There has been a bit of discussion on whether Embassytown is a (critical) response to The Sparrow by Mary Doria Russell (Book Depository, Powell’s Books, Indiebound), with Miéville hinting at it himself. I’ve not read the The Sparrow (it’s been languishing on the shelf for years), so I can’t comment too directly to it – but from what I’ve read about The Sparrow, it could be true. Miéville does touch on some aspects of gender roles and sexuality in Embassytown, but they are mostly secondary and rather subtly presented, so I don’t think that the response is in the gender aspects of The Sparrow. If Embassytown is a response to The Sparrow, I believe it’s in the capacity of presenting a very interesting take on the consequences of actions and the changing of an alien species, but limiting Embassytown to a response and not a legitimate and independent work in its own right is probably a mistake.
It’s through Embassytown’s view of colonialism that it becomes rather interesting, if not necessarily unique to the writings of science fiction. Embassytown is not told from the more traditional perspectives of colonists seeking independence, repressed indigenous species seeking freedom, or the conquering nation/empire/species – it is essentially the story of simple people trying to survive. And the ambiguity of where those simple people fall on that list of traditional perspectives is thought provoking – especially considering how the book ultimately ends. Is it a happy ending? Is it a sad ending? Was a culture destroyed or saved? Is it overall a hopeful story or one of despair? Who were the winners and losers? Were there winners and losers? Miéville doesn’t take any clear sides – he lays it out for readers to consider.
China Miéville makes a refreshing and welcome journey into science fiction with Embassytown. It combines his mastery of mood and setting and his sense of the weird and alien with his distinct style.
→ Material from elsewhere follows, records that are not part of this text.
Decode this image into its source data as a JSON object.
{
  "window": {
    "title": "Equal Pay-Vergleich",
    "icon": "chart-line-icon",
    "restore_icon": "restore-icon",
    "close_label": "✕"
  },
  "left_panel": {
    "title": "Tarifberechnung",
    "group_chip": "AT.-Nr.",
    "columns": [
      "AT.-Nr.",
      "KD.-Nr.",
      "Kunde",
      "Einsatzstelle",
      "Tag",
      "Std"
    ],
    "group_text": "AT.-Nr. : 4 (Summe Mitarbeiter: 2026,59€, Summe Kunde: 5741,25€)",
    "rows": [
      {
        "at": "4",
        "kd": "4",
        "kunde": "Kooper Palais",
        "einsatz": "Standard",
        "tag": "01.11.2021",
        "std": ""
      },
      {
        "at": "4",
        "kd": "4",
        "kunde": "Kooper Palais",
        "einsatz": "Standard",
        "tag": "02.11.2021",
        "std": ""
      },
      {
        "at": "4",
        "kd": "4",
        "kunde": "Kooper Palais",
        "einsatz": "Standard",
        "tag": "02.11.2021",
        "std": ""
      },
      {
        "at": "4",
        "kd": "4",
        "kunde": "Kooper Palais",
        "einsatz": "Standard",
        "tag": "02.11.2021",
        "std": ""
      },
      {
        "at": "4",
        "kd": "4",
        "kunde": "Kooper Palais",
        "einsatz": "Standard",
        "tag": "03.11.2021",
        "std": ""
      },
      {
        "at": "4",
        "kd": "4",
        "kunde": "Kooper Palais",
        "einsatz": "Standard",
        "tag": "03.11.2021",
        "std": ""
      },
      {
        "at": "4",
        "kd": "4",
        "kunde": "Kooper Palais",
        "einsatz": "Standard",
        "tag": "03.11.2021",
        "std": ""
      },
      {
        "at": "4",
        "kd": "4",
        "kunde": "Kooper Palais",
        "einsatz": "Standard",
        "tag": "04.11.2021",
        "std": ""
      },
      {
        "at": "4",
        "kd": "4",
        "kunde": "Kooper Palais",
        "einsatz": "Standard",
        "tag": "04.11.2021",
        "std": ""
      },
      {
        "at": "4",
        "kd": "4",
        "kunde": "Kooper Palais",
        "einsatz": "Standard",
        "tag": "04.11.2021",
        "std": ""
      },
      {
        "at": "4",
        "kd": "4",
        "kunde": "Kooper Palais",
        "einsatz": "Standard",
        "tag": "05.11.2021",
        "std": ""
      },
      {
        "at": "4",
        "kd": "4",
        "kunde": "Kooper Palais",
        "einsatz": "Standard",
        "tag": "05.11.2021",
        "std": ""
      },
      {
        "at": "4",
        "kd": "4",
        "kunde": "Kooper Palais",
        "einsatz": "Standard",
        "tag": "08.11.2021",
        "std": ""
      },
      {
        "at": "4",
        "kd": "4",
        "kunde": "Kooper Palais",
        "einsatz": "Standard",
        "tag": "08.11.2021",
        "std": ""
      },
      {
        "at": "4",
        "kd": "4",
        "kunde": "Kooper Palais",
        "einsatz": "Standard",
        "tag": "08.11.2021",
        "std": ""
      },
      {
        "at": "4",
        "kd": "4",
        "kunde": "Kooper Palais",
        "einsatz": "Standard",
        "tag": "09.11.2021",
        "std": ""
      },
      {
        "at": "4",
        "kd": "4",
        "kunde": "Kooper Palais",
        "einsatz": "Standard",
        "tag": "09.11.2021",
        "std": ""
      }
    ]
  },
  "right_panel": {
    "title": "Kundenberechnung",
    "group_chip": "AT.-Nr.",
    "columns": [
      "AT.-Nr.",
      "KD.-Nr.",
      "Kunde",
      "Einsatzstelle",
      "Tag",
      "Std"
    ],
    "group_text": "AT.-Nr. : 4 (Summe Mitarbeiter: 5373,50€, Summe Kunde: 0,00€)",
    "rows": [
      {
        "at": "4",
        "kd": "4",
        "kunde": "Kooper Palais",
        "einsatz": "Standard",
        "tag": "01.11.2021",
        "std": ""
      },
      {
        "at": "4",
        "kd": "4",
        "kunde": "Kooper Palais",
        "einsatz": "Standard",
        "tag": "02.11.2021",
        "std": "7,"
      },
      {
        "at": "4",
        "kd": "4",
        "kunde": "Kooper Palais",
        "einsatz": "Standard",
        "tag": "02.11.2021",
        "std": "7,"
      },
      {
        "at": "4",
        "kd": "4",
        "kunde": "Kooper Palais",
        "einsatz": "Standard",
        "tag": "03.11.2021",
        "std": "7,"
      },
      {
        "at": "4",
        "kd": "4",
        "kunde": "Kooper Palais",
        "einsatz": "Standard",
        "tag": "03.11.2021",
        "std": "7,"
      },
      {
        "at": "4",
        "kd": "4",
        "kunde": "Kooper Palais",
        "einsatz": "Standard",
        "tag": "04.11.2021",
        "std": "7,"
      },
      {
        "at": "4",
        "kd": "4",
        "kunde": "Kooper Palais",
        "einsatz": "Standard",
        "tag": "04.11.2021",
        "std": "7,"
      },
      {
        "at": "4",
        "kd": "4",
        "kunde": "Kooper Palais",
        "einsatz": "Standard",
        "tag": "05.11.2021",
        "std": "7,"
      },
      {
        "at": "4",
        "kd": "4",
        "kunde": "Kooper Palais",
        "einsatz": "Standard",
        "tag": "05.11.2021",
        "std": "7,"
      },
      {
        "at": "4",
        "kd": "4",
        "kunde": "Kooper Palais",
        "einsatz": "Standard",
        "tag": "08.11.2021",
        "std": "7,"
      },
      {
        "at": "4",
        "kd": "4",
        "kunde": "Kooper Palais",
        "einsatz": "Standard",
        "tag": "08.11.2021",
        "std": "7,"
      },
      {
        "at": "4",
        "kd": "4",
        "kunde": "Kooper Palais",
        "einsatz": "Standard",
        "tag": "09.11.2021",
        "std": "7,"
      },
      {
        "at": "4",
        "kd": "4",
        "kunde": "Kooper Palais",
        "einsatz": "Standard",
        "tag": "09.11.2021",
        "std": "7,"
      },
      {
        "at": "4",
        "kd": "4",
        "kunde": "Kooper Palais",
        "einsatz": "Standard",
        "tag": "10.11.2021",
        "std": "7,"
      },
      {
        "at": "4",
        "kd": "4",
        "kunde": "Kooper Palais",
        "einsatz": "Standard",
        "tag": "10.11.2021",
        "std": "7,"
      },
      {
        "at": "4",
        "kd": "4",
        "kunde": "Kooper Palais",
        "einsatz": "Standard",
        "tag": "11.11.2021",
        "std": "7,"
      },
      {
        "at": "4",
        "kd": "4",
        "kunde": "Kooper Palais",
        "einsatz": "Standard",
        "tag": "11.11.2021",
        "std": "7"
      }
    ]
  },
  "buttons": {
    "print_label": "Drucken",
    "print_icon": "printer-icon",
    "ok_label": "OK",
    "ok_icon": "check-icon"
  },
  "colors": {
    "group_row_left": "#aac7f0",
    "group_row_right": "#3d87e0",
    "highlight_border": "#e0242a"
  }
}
The story and ideas aren’t necessarily original and it remains to be seen how true devotees of science fiction will react to a few of his ideas on interstellar travel and such, but Miéville certainly breaths a breath of fresh air into a science fiction market that is often perceived as stale and dying.